Davos, January 23, 2020 — Just 35% of workers across 28 countries anticipate that their job will be automated in the next 10 years, according to a new Ipsos' survey on behalf of the World Economic Forum. In contrast, more than half of employed adults (54%) say it is unlikely to happen. The other 11% are not sure.
Globally, 69% of workers surveyed are confident they have the skills needed so their job continues to exist in the future: 29% are very confident and 40% are somewhat confident. Only one quarter (24%) are not confident while 7% are unsure.
Paradoxically, business owners (47%), decision-makers (45%) and workers with a higher level of education (36%) are more likely to expect their job to be automated than are those who are not business owners (30%), not decision-makers (29%), or do not have a higher education (32%). Nevertheless, business owners (77%), decision-makers (78%) and those with a higher level of education (76%) are even more likely to be confident that they have the skills needed for their job to survive automation than are workers who are not business owners (67%), not decision-makers (66%), and do not have a higher level of education (66%).
With few exceptions, employed adults in emerging markets are far more likely to expect their job to be automated than are those from advanced economies.

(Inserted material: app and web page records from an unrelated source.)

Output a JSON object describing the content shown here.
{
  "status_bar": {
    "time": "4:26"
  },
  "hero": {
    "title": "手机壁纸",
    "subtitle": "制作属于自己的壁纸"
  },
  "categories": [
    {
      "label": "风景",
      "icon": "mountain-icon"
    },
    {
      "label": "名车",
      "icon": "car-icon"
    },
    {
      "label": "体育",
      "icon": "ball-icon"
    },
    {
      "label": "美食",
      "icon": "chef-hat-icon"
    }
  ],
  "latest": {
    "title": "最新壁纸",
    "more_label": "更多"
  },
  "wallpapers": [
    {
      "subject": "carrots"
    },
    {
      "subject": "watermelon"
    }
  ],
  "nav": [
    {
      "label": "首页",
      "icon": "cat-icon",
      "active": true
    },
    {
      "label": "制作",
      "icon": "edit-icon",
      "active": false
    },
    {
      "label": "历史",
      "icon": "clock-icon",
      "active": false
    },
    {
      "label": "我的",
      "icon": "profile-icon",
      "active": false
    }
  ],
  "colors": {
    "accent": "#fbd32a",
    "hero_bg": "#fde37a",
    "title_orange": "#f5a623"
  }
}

- Countries where workers are most likely to anticipate that their job will be automated in the next decade are: India (71%), Saudi Arabia (56%), China (55%), Brazil (51%), and Mexico (50%).
- In contrast, in five European countries fewer than one in five workers surveyed say it is likely: Germany (14%), Hungary (14%), The Netherlands (16%), Great Britain (17%). and France (19%).

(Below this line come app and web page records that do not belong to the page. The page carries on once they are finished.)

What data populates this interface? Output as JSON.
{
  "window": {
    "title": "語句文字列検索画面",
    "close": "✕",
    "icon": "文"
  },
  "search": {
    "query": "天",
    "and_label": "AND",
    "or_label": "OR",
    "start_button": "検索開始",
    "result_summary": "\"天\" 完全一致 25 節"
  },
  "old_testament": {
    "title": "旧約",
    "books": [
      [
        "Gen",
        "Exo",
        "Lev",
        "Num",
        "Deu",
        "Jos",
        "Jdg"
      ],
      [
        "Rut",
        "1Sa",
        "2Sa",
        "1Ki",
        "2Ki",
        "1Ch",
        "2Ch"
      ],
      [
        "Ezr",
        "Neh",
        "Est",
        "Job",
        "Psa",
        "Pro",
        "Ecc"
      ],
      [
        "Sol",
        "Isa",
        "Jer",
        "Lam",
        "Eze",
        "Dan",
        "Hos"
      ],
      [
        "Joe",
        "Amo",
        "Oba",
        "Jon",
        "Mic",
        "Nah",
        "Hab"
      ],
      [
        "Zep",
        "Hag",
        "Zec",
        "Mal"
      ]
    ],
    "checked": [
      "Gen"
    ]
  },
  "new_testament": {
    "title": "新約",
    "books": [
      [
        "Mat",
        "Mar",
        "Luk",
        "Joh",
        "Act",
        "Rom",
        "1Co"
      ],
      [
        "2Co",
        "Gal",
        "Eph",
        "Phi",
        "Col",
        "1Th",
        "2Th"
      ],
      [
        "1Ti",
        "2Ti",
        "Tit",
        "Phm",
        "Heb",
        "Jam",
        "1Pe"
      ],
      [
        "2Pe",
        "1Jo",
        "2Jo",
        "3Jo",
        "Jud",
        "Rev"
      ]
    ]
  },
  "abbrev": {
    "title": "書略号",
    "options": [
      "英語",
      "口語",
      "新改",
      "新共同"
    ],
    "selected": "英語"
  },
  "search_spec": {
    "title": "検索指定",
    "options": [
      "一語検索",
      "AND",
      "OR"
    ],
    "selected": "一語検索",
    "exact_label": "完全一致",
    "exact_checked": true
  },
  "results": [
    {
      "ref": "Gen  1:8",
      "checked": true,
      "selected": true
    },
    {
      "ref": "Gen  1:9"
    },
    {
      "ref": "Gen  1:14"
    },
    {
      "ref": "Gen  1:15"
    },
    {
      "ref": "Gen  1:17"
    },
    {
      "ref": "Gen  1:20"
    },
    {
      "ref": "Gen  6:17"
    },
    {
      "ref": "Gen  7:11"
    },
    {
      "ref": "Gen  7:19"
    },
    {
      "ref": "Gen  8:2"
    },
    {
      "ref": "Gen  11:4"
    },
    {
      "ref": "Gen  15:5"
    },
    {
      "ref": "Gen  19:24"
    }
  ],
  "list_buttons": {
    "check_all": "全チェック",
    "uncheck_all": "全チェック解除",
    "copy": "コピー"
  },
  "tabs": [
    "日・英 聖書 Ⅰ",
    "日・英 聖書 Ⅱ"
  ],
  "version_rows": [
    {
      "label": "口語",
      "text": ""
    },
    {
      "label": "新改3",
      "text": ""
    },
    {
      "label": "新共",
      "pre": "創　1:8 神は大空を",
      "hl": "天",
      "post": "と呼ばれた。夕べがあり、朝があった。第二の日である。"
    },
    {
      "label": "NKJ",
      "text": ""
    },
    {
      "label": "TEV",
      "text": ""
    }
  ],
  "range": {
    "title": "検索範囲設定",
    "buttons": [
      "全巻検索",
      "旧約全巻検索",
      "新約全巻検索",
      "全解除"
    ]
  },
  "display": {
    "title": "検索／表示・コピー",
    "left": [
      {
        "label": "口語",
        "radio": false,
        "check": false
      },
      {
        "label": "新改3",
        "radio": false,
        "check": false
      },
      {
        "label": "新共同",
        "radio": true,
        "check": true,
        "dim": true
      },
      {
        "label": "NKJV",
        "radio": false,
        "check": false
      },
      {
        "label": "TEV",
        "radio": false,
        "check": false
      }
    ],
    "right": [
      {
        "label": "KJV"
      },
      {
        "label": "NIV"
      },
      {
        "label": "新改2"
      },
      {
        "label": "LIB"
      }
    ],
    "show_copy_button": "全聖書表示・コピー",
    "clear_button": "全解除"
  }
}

Confidence in having the skills needed so one’s job continues to exist in the future tends to be higher than average in emerging markets generally, as well as in North America and Northern Europe while it tends to be lower in Northeast Asia, Eastern Europe, and Southern Europe.
- It is highest in: India (84%), The Netherlands (83%), The United States (82%), Turkey (81%), Mexico (81%) and South Africa (80%).

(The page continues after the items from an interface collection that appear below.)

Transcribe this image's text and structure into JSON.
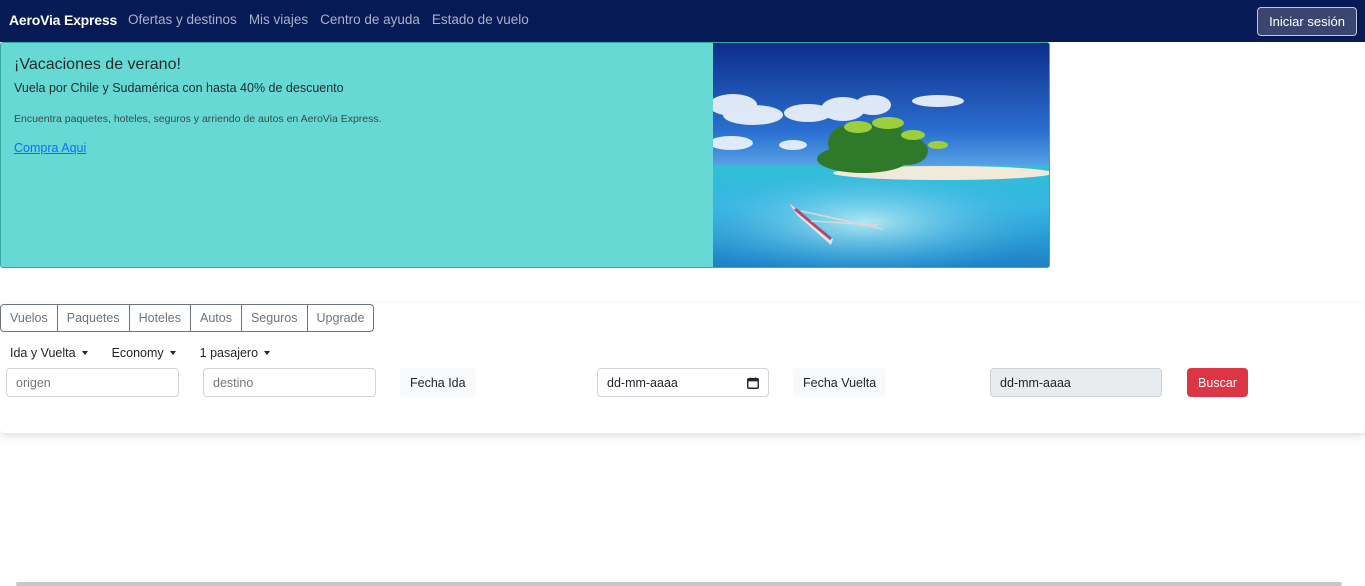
{
  "navbar": {
    "brand": "AeroVia Express",
    "links": [
      "Ofertas y destinos",
      "Mis viajes",
      "Centro de ayuda",
      "Estado de vuelo"
    ],
    "login_label": "Iniciar sesión"
  },
  "promo": {
    "title": "¡Vacaciones de verano!",
    "subtitle": "Vuela por Chile y Sudamérica con hasta 40% de descuento",
    "text": "Encuentra paquetes, hoteles, seguros y arriendo de autos en AeroVia Express.",
    "link_label": "Compra Aqui",
    "image": "tropical-island-photo"
  },
  "search": {
    "tabs": [
      "Vuelos",
      "Paquetes",
      "Hoteles",
      "Autos",
      "Seguros",
      "Upgrade"
    ],
    "trip_type": "Ida y Vuelta",
    "cabin_class": "Economy",
    "passengers": "1 pasajero",
    "origin_placeholder": "origen",
    "destination_placeholder": "destino",
    "departure_label": "Fecha Ida",
    "departure_value": "dd-mm-aaaa",
    "return_label": "Fecha Vuelta",
    "return_value": "dd-mm-aaaa",
    "search_label": "Buscar"
  },
  "colors": {
    "navbar_bg": "#061a55",
    "promo_bg": "#66d9d4",
    "primary_link": "#0d6efd",
    "danger": "#dc3545"
  }
}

- It is significantly lower in: Japan (23%), South Korea (33%), Russia (51%) and Poland (51%).